In 1824 Jackson received more votes than any other of the candidates, but he was not elected, as he did not obtain an absolute majority. One of his rivals then withdrew in favor of another, thus giving him the necessary number of votes.
Jackson believed that he had been tricked and determined to stand again. The campaign for the presidential election of 1828 was one of great violence. Jackson's enemies represented him as a drunkard, a gambler, and an assassin; they recalled all his duels and distributed little coffins bearing the names of his victims. They hoped that by these methods they would not only blacken his name but also provoked him into losing his temper and saying things which would shock the electors. But Jackson was no fool: he saw their game and wisely said nothing.
His supporters, meanwhile, were loudly proclaiming his cause. Everywhere was heard the cry: 'Hurrah for Old Hickory!' (This was the nickname given to Jackson because of his tremendous toughness.) When the result of the election was known Jackson had obtained more than double the number of votes of his opponent. And so in the following year, 1829, he was inaugurated as President.
For the first time America had a President a man of the people - someone of humble birth who had endured great hardships and knew what it was to be poor. Jackson himself was a firm believer in democracy (government by the people), but there were times when he behaved in a very dictatorial fashion. He ruthlessly overrode opposition and was often guided by his personal likes and dislikes. Because of this his enemies used to refer sarcastically to his two terms of office as the reign of King Andrew.
When he became President, Jackson was determined to do something for his own people of the western frontier. He thought that at present they were being cheated by the bankers and big business men of the East who were arranging the financial affairs of the country to suit themselves. he was particularly hostile to the Bank of the United States which controlled the country's money. But the actions he took to destroy the Bank helped cause a great financial crisis in which business was crippled and there was wide unemployment.
In government business Jackson did not always consult his official advisers - even his cabinet officers were often ignorant of his plans. Instead he consulted a group of friends, nicknamed the 'Kitchen Cabinet', a term still used to describe a President's behind-the-scenes advisors.
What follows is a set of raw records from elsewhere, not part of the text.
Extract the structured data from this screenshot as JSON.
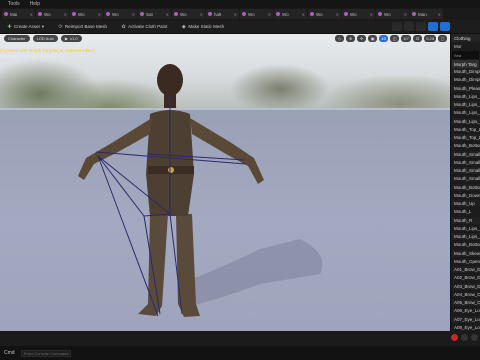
{
  "menubar": {
    "items": [
      "Tools",
      "Help"
    ]
  },
  "tabs": [
    {
      "label": "Mai"
    },
    {
      "label": "Wo"
    },
    {
      "label": "Wo"
    },
    {
      "label": "Wo"
    },
    {
      "label": "Sat"
    },
    {
      "label": "Wo"
    },
    {
      "label": "halt"
    },
    {
      "label": "Wo"
    },
    {
      "label": "Wo"
    },
    {
      "label": "Wo"
    },
    {
      "label": "Wo"
    },
    {
      "label": "Wo"
    },
    {
      "label": "Man"
    }
  ],
  "toolbar": {
    "create_asset": "Create Asset",
    "reimport": "Reimport Base Mesh",
    "activate_cloth": "Activate Cloth Paint",
    "make_static": "Make Static Mesh"
  },
  "viewport": {
    "character_btn": "Character",
    "lod_btn": "LOD Auto",
    "speed_btn": "x1.0",
    "right_controls": [
      "◇",
      "⊕",
      "✣",
      "▣",
      "10",
      "◫",
      "10°",
      "⊡",
      "0.25",
      "▢"
    ],
    "info_line1": "(*) (Used with Morph Targets) in material editor)",
    "info_line2": "Specular: FX_Hair_Specular"
  },
  "right_panel": {
    "title": "Clothing",
    "sub": "Mor",
    "search": "Sea",
    "header": "Morph Targ",
    "items": [
      "Mouth_Dimpl",
      "Mouth_Dimpl",
      "Mouth_Pleas",
      "Mouth_Lips_",
      "Mouth_Lips_",
      "Mouth_Lips_",
      "Mouth_Lips_",
      "Mouth_Top_L",
      "Mouth_Top_L",
      "Mouth_Bottom",
      "Mouth_Small_",
      "Mouth_Small_",
      "Mouth_Small_",
      "Mouth_Small_",
      "Mouth_Bottom",
      "Mouth_Down",
      "Mouth_Up",
      "Mouth_L",
      "Mouth_R",
      "Mouth_Lips_",
      "Mouth_Lips_",
      "Mouth_Bottom",
      "Mouth_Skewe",
      "Mouth_Open",
      "A01_Brow_Do",
      "A02_Brow_Do",
      "A03_Brow_Do",
      "A04_Brow_Ou",
      "A05_Brow_Ou",
      "A06_Eye_Loo",
      "A07_Eye_Loo",
      "A08_Eye_Loo",
      "A09_Eye_Loo"
    ]
  },
  "statusbar": {
    "left": "Cmd",
    "command_placeholder": "Enter Console Command"
  },
  "colors": {
    "accent": "#1f6fd1",
    "record": "#c62828",
    "info_yellow": "#f2d600"
  }
}
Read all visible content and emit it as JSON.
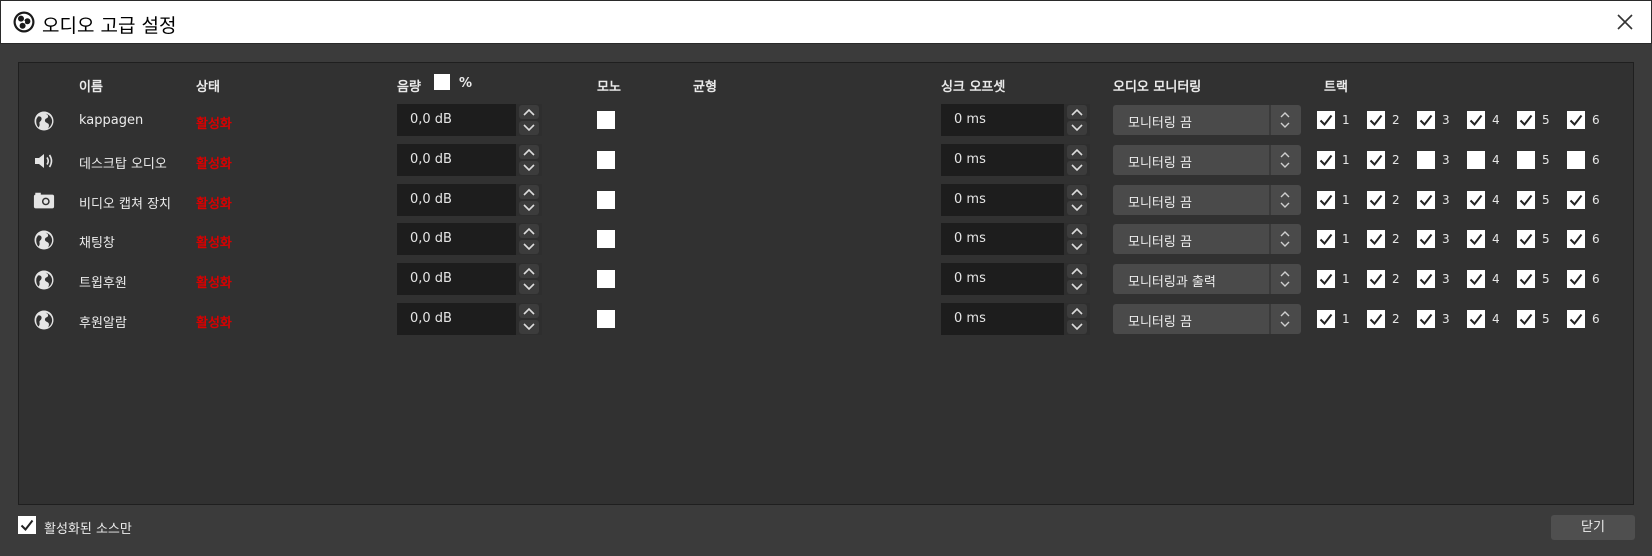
{
  "window": {
    "title": "오디오 고급 설정"
  },
  "headers": {
    "name": "이름",
    "status": "상태",
    "volume": "음량",
    "volume_unit": "%",
    "mono": "모노",
    "balance": "균형",
    "sync_offset": "싱크 오프셋",
    "monitoring": "오디오 모니터링",
    "tracks": "트랙"
  },
  "rows": [
    {
      "icon": "globe-icon",
      "name": "kappagen",
      "status": "활성화",
      "volume": "0,0 dB",
      "sync": "0 ms",
      "monitoring": "모니터링 끔",
      "tracks": [
        true,
        true,
        true,
        true,
        true,
        true
      ]
    },
    {
      "icon": "speaker-icon",
      "name": "데스크탑 오디오",
      "status": "활성화",
      "volume": "0,0 dB",
      "sync": "0 ms",
      "monitoring": "모니터링 끔",
      "tracks": [
        true,
        true,
        false,
        false,
        false,
        false
      ]
    },
    {
      "icon": "camera-icon",
      "name": "비디오 캡쳐 장치",
      "status": "활성화",
      "volume": "0,0 dB",
      "sync": "0 ms",
      "monitoring": "모니터링 끔",
      "tracks": [
        true,
        true,
        true,
        true,
        true,
        true
      ]
    },
    {
      "icon": "globe-icon",
      "name": "채팅창",
      "status": "활성화",
      "volume": "0,0 dB",
      "sync": "0 ms",
      "monitoring": "모니터링 끔",
      "tracks": [
        true,
        true,
        true,
        true,
        true,
        true
      ]
    },
    {
      "icon": "globe-icon",
      "name": "트윕후원",
      "status": "활성화",
      "volume": "0,0 dB",
      "sync": "0 ms",
      "monitoring": "모니터링과 출력",
      "tracks": [
        true,
        true,
        true,
        true,
        true,
        true
      ]
    },
    {
      "icon": "globe-icon",
      "name": "후원알람",
      "status": "활성화",
      "volume": "0,0 dB",
      "sync": "0 ms",
      "monitoring": "모니터링 끔",
      "tracks": [
        true,
        true,
        true,
        true,
        true,
        true
      ]
    }
  ],
  "track_labels": [
    "1",
    "2",
    "3",
    "4",
    "5",
    "6"
  ],
  "footer": {
    "active_only_label": "활성화된 소스만",
    "active_only_checked": true,
    "close_label": "닫기"
  },
  "colors": {
    "status_active": "#d90000",
    "panel_bg": "#313131",
    "dialog_bg": "#3b3b3b"
  }
}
Danger to the Union
Already in America at this time hostility was growing between the Southern and Northern states which eventually was to culminate in the Civil War. One of the causes of this quarrel was the question of tariffs - duties on foreign goods. The North wanted to keep these in order to protect their industries; the South, which had practically no industry, wanted to abolish them so they could obtain manufactured goods cheaper from abroad. In this dispute Jackson supported the North, and when the state of South Carolina announced that it would not obey a new federal tariff law, Jackson sent two warships to Charleston and made plans to invade the state, which quickly gave in.
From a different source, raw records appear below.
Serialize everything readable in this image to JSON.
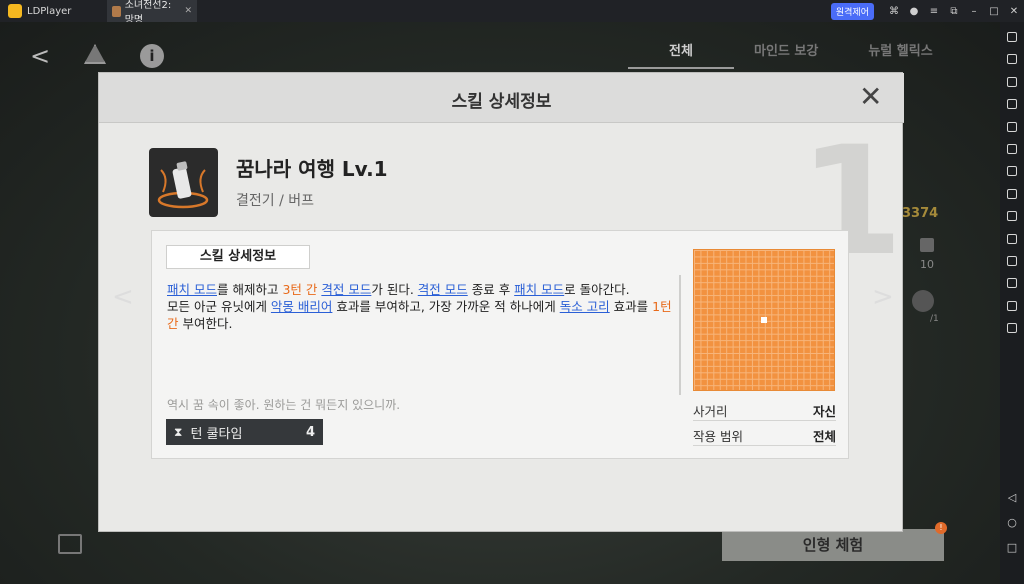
{
  "window": {
    "app_name": "LDPlayer",
    "tab_label": "소녀전선2: 망명",
    "remote_label": "원격제어"
  },
  "game": {
    "tabs": [
      "전체",
      "마인드 보강",
      "뉴럴 헬릭스"
    ],
    "side_number": "3374",
    "side_count": "10",
    "side_fraction": "/1",
    "experience_button": "인형 체험",
    "badge": "!"
  },
  "dialog": {
    "title": "스킬 상세정보",
    "big_number": "1",
    "skill_name": "꿈나라 여행 Lv.1",
    "skill_type": "결전기 / 버프",
    "panel_tab": "스킬 상세정보",
    "description": {
      "line1": [
        {
          "t": "패치 모드",
          "s": "lk"
        },
        {
          "t": "를 해제하고 ",
          "s": ""
        },
        {
          "t": "3턴 간",
          "s": "or"
        },
        {
          "t": " ",
          "s": ""
        },
        {
          "t": "격전 모드",
          "s": "lk"
        },
        {
          "t": "가 된다. ",
          "s": ""
        },
        {
          "t": "격전 모드",
          "s": "lk"
        },
        {
          "t": " 종료 후 ",
          "s": ""
        },
        {
          "t": "패치 모드",
          "s": "lk"
        },
        {
          "t": "로 돌아간다.",
          "s": ""
        }
      ],
      "line2": [
        {
          "t": "모든 아군 유닛에게 ",
          "s": ""
        },
        {
          "t": "악몽 배리어",
          "s": "lk"
        },
        {
          "t": " 효과를 부여하고, 가장 가까운 적 하나에게 ",
          "s": ""
        },
        {
          "t": "독소 고리",
          "s": "lk"
        },
        {
          "t": " 효과를 ",
          "s": ""
        },
        {
          "t": "1턴 간",
          "s": "or"
        },
        {
          "t": " 부여한다.",
          "s": ""
        }
      ]
    },
    "flavor_text": "역시 꿈 속이 좋아. 원하는 건 뭐든지 있으니까.",
    "cooldown_label": "턴 쿨타임",
    "cooldown_value": "4",
    "range_label": "사거리",
    "range_value": "자신",
    "scope_label": "작용 범위",
    "scope_value": "전체"
  },
  "colors": {
    "link": "#2a5fd6",
    "highlight": "#e86a1a",
    "grid": "#f29240"
  }
}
Jackson was the sort of person that one either loved or intensely disliked. He certainly had a number of bitter personal enemies, but with the great mass of the American people he was greatly beloved. He spent his last years at his beautiful home, the Hermitage, near Nashville, Tennessee, and died there on June 8th, 1845. He lies buried in the garden.